** Task requirements **
Report the number of lines in the data where the word "screenshot" appears, and add no other text.

** Records to use **
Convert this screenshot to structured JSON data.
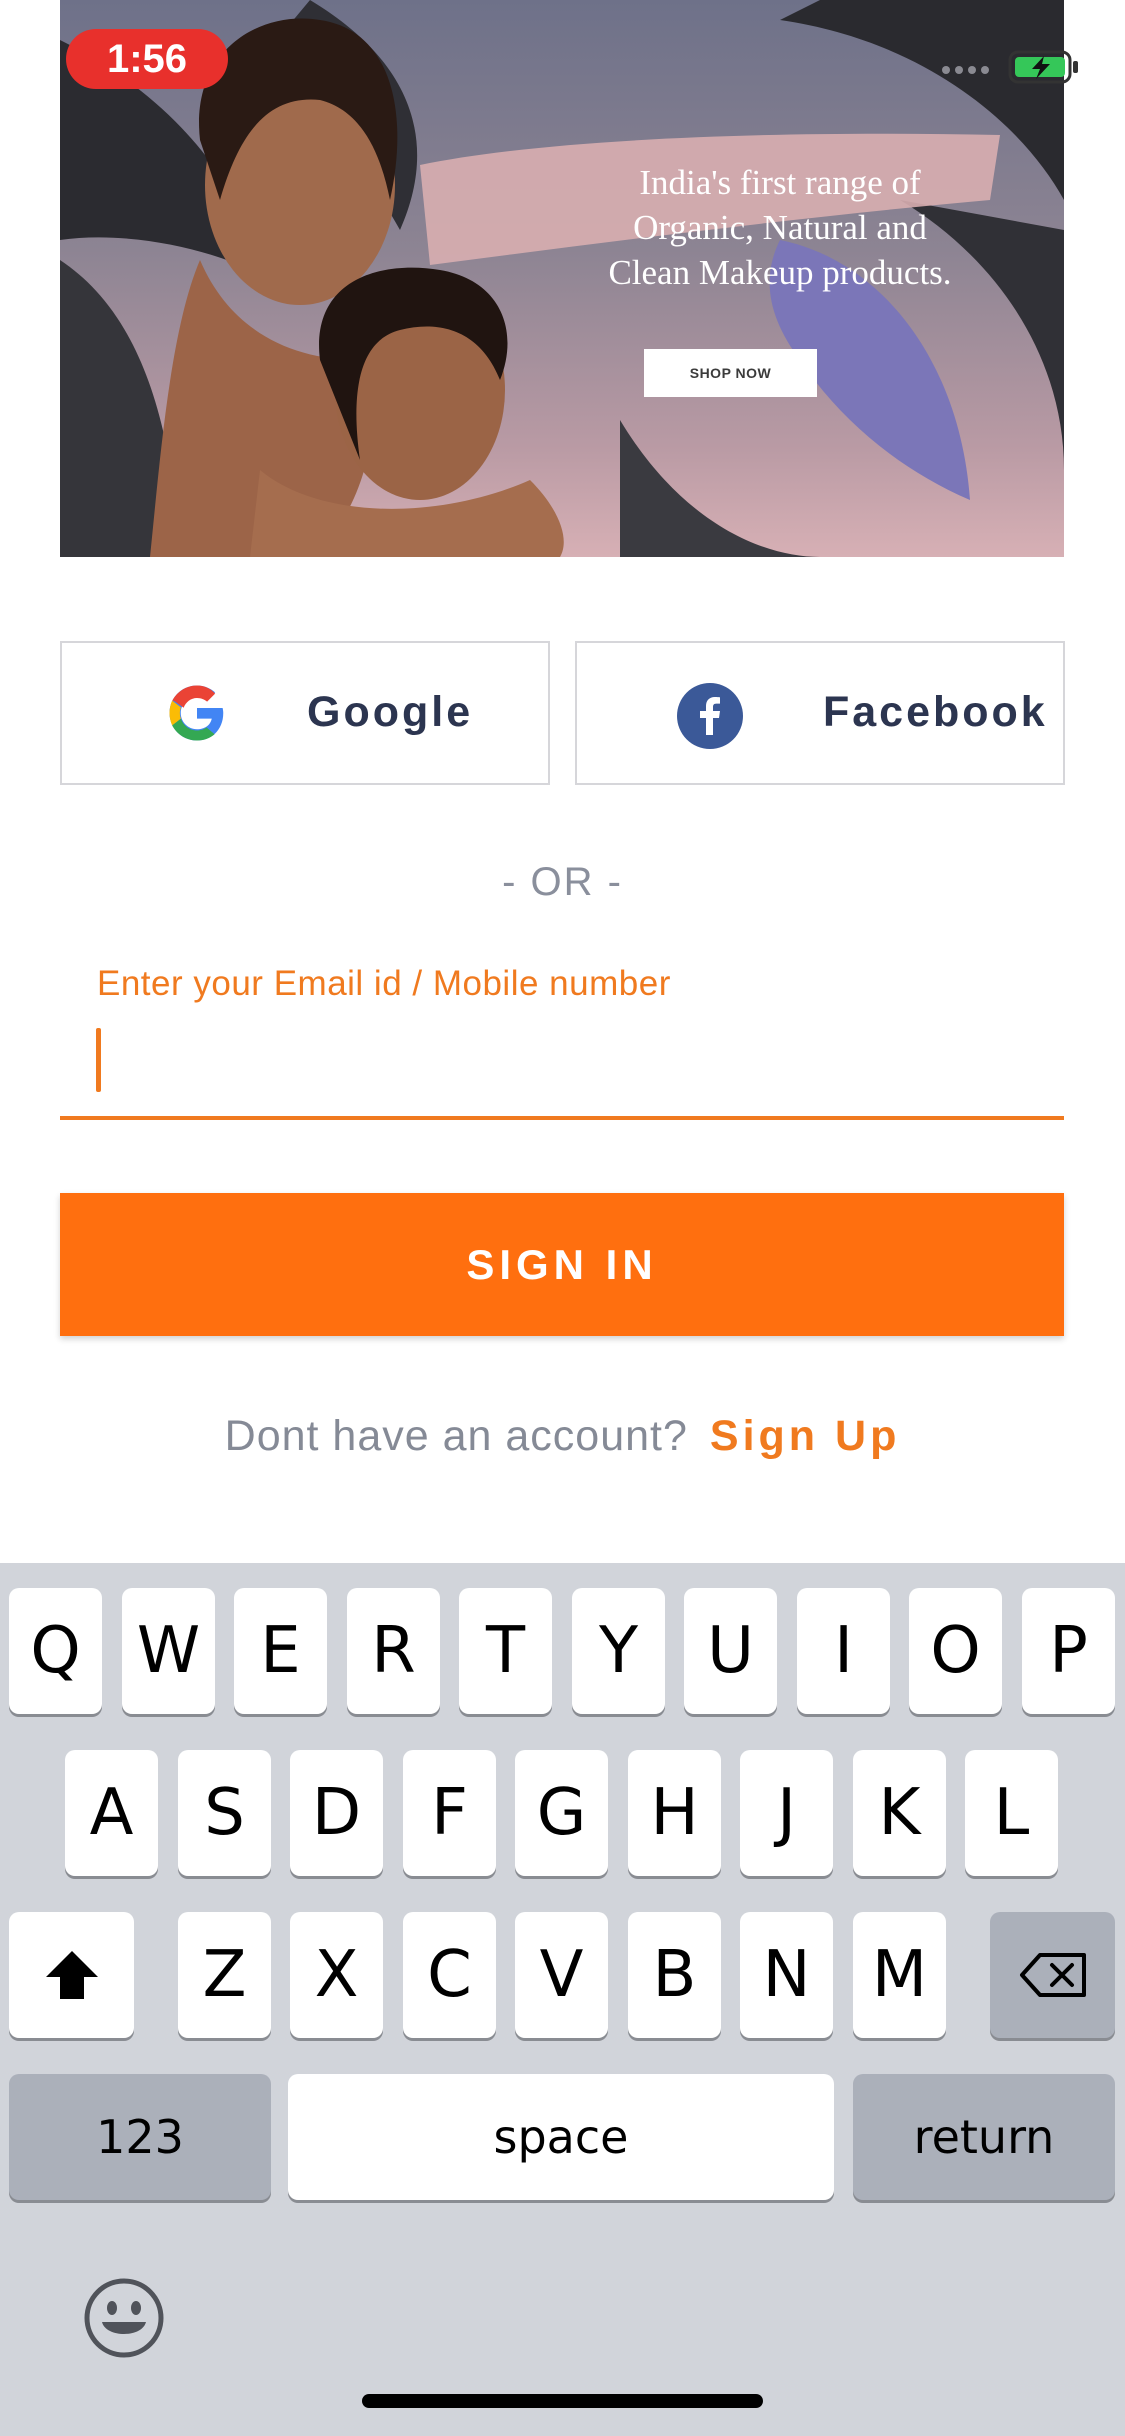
{
  "status_bar": {
    "time": "1:56"
  },
  "banner": {
    "headline_lines": [
      "India's first range of",
      "Organic, Natural and",
      "Clean Makeup products."
    ],
    "cta": "SHOP NOW"
  },
  "social": {
    "google_label": "Google",
    "facebook_label": "Facebook"
  },
  "divider_text": "- OR -",
  "login": {
    "field_label": "Enter your Email id / Mobile number",
    "value": "",
    "sign_in_label": "SIGN IN",
    "no_account_text": "Dont have an account?",
    "sign_up_label": "Sign Up"
  },
  "keyboard": {
    "row1": [
      "Q",
      "W",
      "E",
      "R",
      "T",
      "Y",
      "U",
      "I",
      "O",
      "P"
    ],
    "row2": [
      "A",
      "S",
      "D",
      "F",
      "G",
      "H",
      "J",
      "K",
      "L"
    ],
    "row3": [
      "Z",
      "X",
      "C",
      "V",
      "B",
      "N",
      "M"
    ],
    "numbers_key": "123",
    "space_key": "space",
    "return_key": "return"
  },
  "colors": {
    "accent": "#ff6f0f",
    "label_orange": "#f07a1f",
    "time_pill": "#e8302c",
    "facebook_blue": "#3b5998",
    "keyboard_bg": "#d1d4da"
  }
}
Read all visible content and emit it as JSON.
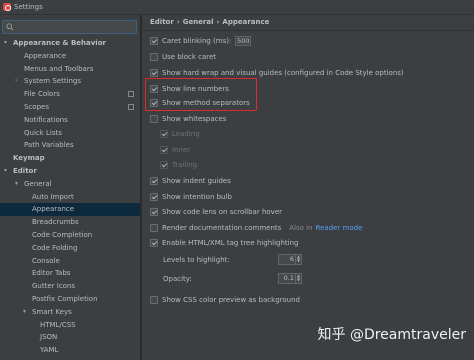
{
  "window": {
    "title": "Settings"
  },
  "search": {
    "placeholder": "",
    "value": ""
  },
  "tree": [
    {
      "label": "Appearance & Behavior",
      "level": 0,
      "arrow": "▾",
      "bold": true
    },
    {
      "label": "Appearance",
      "level": 1
    },
    {
      "label": "Menus and Toolbars",
      "level": 1
    },
    {
      "label": "System Settings",
      "level": 1,
      "arrow": "›"
    },
    {
      "label": "File Colors",
      "level": 1,
      "project": true
    },
    {
      "label": "Scopes",
      "level": 1,
      "project": true
    },
    {
      "label": "Notifications",
      "level": 1
    },
    {
      "label": "Quick Lists",
      "level": 1
    },
    {
      "label": "Path Variables",
      "level": 1
    },
    {
      "label": "Keymap",
      "level": 0,
      "bold": true
    },
    {
      "label": "Editor",
      "level": 0,
      "arrow": "▾",
      "bold": true
    },
    {
      "label": "General",
      "level": 1,
      "arrow": "▾"
    },
    {
      "label": "Auto Import",
      "level": 2
    },
    {
      "label": "Appearance",
      "level": 2,
      "selected": true
    },
    {
      "label": "Breadcrumbs",
      "level": 2
    },
    {
      "label": "Code Completion",
      "level": 2
    },
    {
      "label": "Code Folding",
      "level": 2
    },
    {
      "label": "Console",
      "level": 2
    },
    {
      "label": "Editor Tabs",
      "level": 2
    },
    {
      "label": "Gutter Icons",
      "level": 2
    },
    {
      "label": "Postfix Completion",
      "level": 2
    },
    {
      "label": "Smart Keys",
      "level": 2,
      "arrow": "▾"
    },
    {
      "label": "HTML/CSS",
      "level": 3
    },
    {
      "label": "JSON",
      "level": 3
    },
    {
      "label": "YAML",
      "level": 3
    }
  ],
  "breadcrumb": [
    "Editor",
    "›",
    "General",
    "›",
    "Appearance"
  ],
  "options": {
    "caret_blinking": {
      "label": "Caret blinking (ms):",
      "value": "500",
      "checked": true
    },
    "block_caret": {
      "label": "Use block caret",
      "checked": false
    },
    "hard_wrap": {
      "label": "Show hard wrap and visual guides (configured in Code Style options)",
      "checked": true
    },
    "line_numbers": {
      "label": "Show line numbers",
      "checked": true
    },
    "method_separators": {
      "label": "Show method separators",
      "checked": true
    },
    "whitespaces": {
      "label": "Show whitespaces",
      "checked": false
    },
    "leading": {
      "label": "Leading",
      "checked": true
    },
    "inner": {
      "label": "Inner",
      "checked": true
    },
    "trailing": {
      "label": "Trailing",
      "checked": true
    },
    "indent_guides": {
      "label": "Show indent guides",
      "checked": true
    },
    "intention_bulb": {
      "label": "Show intention bulb",
      "checked": true
    },
    "code_lens": {
      "label": "Show code lens on scrollbar hover",
      "checked": true
    },
    "render_docs": {
      "label": "Render documentation comments",
      "checked": false,
      "also_in": "Also in",
      "link": "Reader mode"
    },
    "html_tag_tree": {
      "label": "Enable HTML/XML tag tree highlighting",
      "checked": true
    },
    "levels": {
      "label": "Levels to highlight:",
      "value": "6"
    },
    "opacity": {
      "label": "Opacity:",
      "value": "0.1"
    },
    "css_color": {
      "label": "Show CSS color preview as background",
      "checked": false
    }
  },
  "watermark": "知乎 @Dreamtraveler",
  "colors": {
    "highlight": "#e02a2a",
    "selection": "#0d293e",
    "link": "#589df6"
  }
}
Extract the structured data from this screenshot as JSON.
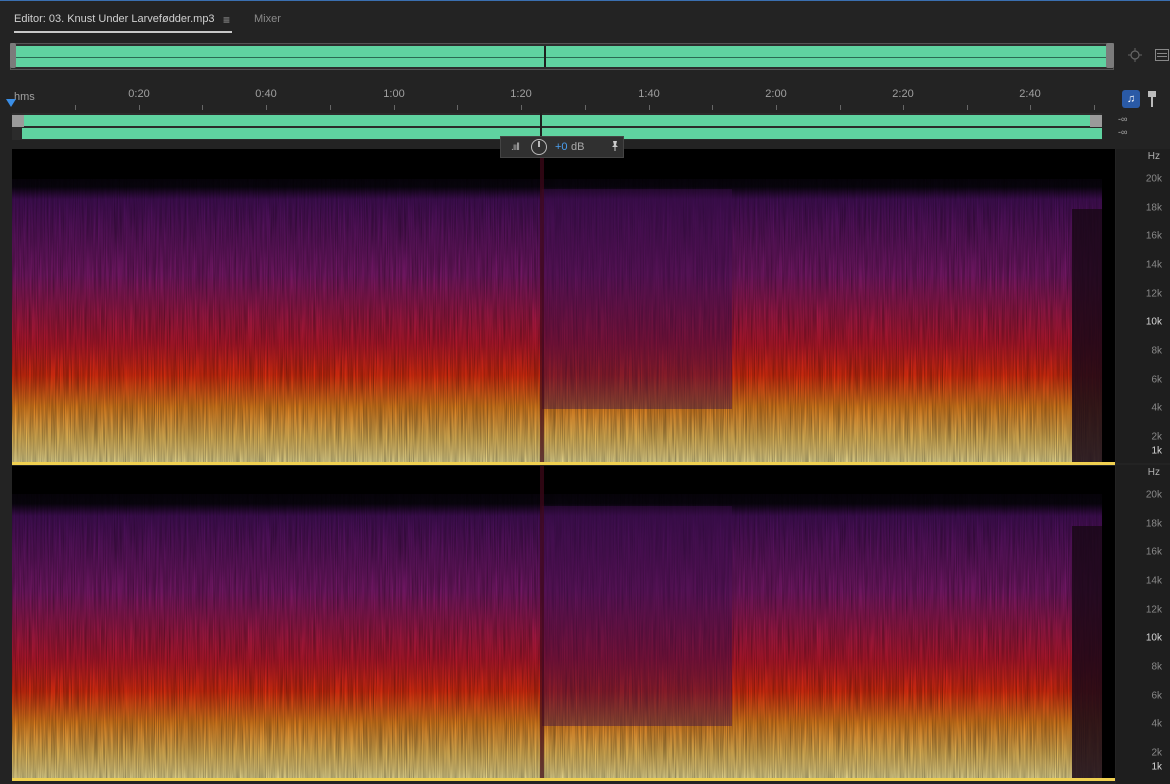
{
  "tabs": {
    "editor_label": "Editor: 03. Knust Under Larvefødder.mp3",
    "menu_glyph": "≡",
    "mixer_label": "Mixer"
  },
  "ruler": {
    "unit": "hms",
    "ticks": [
      "0:20",
      "0:40",
      "1:00",
      "1:20",
      "1:40",
      "2:00",
      "2:20",
      "2:40"
    ]
  },
  "levels": {
    "top": "-∞",
    "bottom": "-∞"
  },
  "gain": {
    "value": "+0",
    "unit": "dB",
    "meter_glyph": ".ııll",
    "pin_glyph": "📌"
  },
  "frequency_axis": {
    "unit": "Hz",
    "labels": [
      "20k",
      "18k",
      "16k",
      "14k",
      "12k",
      "10k",
      "8k",
      "6k",
      "4k",
      "2k",
      "1k"
    ]
  },
  "colors": {
    "waveform": "#5fd3a0",
    "accent": "#3a8ee6",
    "spectrogram_low": "#fff0a0",
    "spectrogram_mid": "#e8201a",
    "spectrogram_high": "#6a1a7a"
  }
}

** Exercise answer **
2